(Beginning of Data shown)

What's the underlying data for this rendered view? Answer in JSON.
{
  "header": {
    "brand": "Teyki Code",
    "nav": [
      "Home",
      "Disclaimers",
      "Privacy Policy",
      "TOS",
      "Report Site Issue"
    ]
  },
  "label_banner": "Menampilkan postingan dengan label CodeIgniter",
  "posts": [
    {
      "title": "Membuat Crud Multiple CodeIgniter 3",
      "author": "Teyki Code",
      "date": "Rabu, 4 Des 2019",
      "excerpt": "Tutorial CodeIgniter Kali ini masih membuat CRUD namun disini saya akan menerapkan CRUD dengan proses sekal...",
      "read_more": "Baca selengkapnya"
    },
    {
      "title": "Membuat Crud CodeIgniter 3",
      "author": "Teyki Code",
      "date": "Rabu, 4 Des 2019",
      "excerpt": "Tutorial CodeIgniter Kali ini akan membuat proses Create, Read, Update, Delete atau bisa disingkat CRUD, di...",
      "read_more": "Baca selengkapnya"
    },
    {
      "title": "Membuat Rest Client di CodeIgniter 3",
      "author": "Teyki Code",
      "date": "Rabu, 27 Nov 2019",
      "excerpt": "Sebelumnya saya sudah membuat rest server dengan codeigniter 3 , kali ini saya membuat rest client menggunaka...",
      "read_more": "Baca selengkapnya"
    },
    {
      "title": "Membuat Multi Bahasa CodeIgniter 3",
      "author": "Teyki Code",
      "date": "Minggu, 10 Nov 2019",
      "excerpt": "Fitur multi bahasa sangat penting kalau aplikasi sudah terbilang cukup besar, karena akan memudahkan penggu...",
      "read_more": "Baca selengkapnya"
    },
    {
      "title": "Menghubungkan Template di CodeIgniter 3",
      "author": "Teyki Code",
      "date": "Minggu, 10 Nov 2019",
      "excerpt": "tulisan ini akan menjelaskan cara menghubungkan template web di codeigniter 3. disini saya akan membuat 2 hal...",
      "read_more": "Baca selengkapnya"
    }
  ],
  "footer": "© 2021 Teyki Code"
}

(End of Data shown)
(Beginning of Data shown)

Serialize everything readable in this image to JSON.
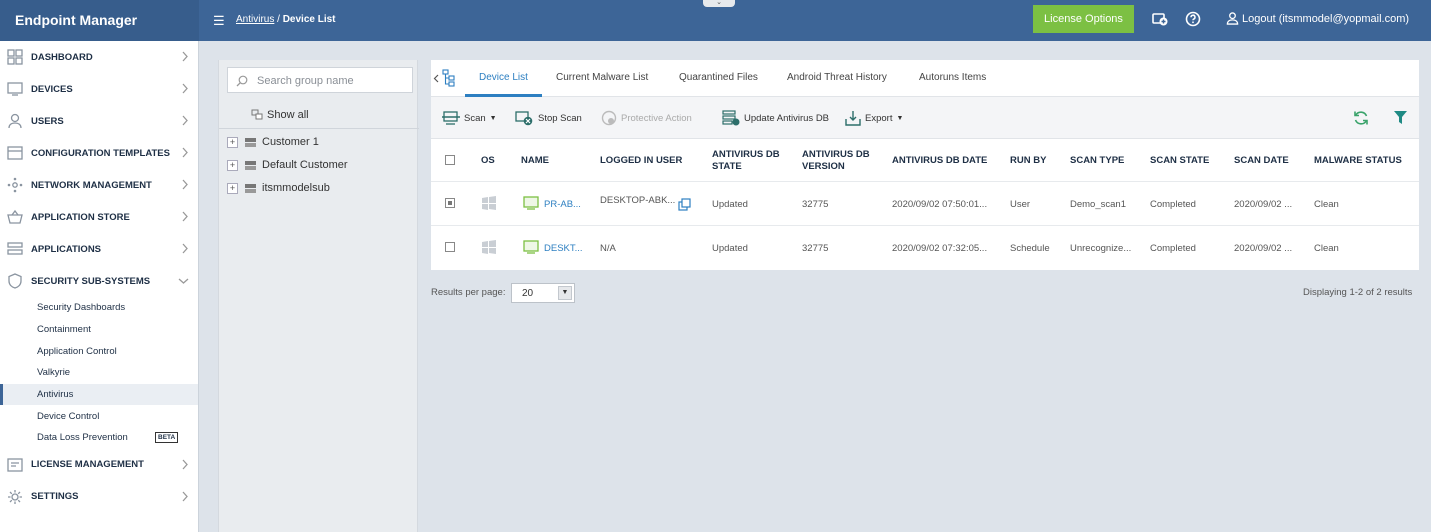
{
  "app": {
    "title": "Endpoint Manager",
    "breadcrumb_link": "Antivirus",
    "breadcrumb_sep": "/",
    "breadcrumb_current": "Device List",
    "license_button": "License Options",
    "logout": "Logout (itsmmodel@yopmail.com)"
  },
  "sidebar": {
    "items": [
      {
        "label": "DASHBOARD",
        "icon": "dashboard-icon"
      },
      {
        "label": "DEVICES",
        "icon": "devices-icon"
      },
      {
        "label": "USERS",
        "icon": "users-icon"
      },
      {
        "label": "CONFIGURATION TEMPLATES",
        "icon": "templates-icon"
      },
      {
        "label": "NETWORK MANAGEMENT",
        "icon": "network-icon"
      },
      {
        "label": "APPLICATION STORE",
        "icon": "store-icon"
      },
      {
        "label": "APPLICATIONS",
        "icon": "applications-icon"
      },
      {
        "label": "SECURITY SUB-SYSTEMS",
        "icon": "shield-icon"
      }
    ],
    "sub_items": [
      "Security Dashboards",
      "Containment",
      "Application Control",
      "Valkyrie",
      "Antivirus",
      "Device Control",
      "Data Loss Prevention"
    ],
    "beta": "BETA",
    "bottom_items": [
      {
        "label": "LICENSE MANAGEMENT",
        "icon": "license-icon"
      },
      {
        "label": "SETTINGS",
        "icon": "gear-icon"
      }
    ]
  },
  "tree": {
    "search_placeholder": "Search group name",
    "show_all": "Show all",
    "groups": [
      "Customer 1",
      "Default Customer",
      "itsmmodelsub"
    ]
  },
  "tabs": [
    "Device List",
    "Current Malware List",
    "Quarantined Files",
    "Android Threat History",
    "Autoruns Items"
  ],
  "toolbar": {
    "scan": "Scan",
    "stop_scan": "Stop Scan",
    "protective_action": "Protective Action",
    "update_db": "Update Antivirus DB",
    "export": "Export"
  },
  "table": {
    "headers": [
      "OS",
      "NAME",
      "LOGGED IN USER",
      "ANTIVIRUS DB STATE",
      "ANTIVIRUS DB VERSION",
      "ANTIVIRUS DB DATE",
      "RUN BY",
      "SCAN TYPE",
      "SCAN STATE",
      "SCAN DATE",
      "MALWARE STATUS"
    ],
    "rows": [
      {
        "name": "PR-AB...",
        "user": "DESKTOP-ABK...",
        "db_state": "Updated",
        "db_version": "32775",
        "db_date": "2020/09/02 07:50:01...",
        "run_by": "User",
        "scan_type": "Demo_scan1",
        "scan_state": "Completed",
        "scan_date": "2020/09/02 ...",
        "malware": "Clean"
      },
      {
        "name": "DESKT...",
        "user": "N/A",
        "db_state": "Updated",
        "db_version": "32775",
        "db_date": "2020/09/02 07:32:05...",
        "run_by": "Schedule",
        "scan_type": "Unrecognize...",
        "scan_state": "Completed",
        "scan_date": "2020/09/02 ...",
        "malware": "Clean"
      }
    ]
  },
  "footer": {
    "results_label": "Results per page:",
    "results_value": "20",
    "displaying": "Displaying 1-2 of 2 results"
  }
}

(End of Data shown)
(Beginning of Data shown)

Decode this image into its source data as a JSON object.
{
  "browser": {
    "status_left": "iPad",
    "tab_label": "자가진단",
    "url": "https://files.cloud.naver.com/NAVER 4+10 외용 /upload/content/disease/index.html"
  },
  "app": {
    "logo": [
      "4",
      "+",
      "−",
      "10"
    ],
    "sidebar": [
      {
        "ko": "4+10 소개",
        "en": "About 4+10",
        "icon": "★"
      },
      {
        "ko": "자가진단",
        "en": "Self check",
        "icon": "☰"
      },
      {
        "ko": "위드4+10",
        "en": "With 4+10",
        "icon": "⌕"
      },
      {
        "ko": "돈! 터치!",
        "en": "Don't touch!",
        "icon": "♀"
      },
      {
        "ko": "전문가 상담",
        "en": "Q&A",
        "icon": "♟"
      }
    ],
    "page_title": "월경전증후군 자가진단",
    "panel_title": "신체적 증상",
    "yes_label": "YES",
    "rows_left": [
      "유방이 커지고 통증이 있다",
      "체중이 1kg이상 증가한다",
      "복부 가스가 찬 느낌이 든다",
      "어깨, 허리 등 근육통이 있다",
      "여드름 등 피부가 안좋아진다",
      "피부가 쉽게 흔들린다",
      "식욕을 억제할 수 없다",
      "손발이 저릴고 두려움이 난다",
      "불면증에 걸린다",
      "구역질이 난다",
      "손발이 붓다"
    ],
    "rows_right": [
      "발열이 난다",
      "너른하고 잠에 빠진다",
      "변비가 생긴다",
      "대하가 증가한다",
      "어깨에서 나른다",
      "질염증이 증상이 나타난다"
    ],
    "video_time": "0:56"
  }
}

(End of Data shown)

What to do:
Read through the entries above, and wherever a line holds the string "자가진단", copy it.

Answer to this problem:
    "tab_label": "자가진단",
        "ko": "자가진단",
    "page_title": "월경전증후군 자가진단",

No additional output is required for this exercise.